Most of us as parents in Seattle would not have known about Eli Broad and the Broad Foundation if some of us had not done some digging.
I have decided to change the title of this series of posts to “Hijacked!” because that is the sense that I have now about what has happened to our public educational system not only in Seattle but around the country.
My hope is that with this research and sharing of information, that people in other parts of the country stop and see what’s going on in their districts. This kind of takeover by business interests of public schools is happening in most urban centers. If it isn’t happening in your community, please make sure that it doesn’t. We as parents, educators and students need to have our voices heard. All of us need to be part of the conversation. When a district is run by Broad and Gates, no one outside their realm of associates has a voice in the decision-making process. You will not have a voice in the vision and goals of the schools in your communities. You will not have any say in the nature of individual schools, the curriculum or the caliber of teachers, principals or superintendents who are a part of those schools. You will have no control over how your children are taught and who teaches them. Capiche?
Stay tuned for what might be the last installment in this series. Looking at my notes though, I see at least two more posts on the horizon. A lot has gone on in the last few years that needs to be described.
Post Script: Because this series is not about Randi Weingarten, the president of the American Federation of Teachers, I did not highlight the times that I saw her activities linked with Gates and Broad over the years but they are there.
She has developed a relationship with these people and it is coming to fruition for Gates and Broad. Bill Gates was the keynote speaker at the AFT Convention although it did cost him.
Just do a few googles, if you are interested, and you will see where her interests lie.
During my research, I did come across some universities that have trained superintendents and other top level school administrators. Harvard has a reputable program for example.
I think that the reason Broad grads have become so prominent recently is because of the Broad Foundation’s aggressive campaign to have Broad trained leadership in all urban areas and they are willing to pay large amounts of money directly to school districts to make that happen.
I’d been wondering how this all started.
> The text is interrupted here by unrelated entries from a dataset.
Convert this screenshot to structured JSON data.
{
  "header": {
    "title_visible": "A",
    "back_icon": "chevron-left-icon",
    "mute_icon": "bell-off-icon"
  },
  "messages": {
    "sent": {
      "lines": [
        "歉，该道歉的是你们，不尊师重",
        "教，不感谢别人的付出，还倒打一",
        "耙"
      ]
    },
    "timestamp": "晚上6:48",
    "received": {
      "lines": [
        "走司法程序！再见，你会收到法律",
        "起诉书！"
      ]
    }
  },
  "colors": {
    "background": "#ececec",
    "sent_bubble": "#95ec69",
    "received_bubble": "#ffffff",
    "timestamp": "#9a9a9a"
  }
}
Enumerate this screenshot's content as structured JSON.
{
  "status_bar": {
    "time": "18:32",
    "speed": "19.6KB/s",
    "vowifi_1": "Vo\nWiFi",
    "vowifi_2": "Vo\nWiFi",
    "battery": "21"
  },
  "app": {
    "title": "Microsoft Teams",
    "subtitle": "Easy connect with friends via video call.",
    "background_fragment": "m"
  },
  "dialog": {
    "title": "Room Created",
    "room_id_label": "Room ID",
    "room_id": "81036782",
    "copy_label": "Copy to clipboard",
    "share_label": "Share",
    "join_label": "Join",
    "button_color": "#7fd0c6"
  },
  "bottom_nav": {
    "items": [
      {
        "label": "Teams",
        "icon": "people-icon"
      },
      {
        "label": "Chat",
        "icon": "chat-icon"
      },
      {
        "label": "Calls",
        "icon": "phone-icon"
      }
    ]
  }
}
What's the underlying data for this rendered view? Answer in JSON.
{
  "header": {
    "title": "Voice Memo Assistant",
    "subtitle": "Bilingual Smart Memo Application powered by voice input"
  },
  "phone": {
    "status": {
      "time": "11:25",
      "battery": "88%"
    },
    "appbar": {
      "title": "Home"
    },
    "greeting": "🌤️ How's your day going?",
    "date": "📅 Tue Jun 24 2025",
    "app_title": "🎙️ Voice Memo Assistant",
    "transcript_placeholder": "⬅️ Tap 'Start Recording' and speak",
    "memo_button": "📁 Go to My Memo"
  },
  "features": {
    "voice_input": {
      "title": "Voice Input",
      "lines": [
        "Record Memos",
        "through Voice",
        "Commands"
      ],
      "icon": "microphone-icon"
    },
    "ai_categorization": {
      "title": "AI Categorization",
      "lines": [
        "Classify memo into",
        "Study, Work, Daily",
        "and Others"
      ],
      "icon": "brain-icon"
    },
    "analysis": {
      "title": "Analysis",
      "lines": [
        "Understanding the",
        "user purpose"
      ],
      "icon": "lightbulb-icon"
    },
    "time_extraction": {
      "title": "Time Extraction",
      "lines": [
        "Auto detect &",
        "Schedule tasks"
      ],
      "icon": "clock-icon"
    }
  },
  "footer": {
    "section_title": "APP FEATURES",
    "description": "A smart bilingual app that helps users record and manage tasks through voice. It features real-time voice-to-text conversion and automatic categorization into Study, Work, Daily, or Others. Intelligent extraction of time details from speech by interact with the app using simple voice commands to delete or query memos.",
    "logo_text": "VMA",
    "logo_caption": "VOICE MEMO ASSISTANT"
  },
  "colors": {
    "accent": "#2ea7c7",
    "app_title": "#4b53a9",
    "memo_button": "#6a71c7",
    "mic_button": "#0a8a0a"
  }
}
Not Broad coming in, but why there was a leadership vacuum in education that made it possible. At first, some of these ed reform ideas sounded wonderful, change that could really work. Necessary changes to fill leadership and funding gaps. Why weren’t there other sources of competent superintendents and training for school boards?
I just read this essay that offered some insight. “Reagan set a tone as governor of California that metastasized across the nation through the 1970s and became federal policy when he was elected president in 1980. By the time he left offi ce in 1988, federal funding for education in the United States had declined from 12 percent of total national educational spending in 1980 to just 6 percent.”
Thanks Dora for succinctly summarizing what has been going on here.
The goal is automation to what the billionaire boys want.
They don’t care if families and kids want this. Apparently public education isn’t about the public anymore.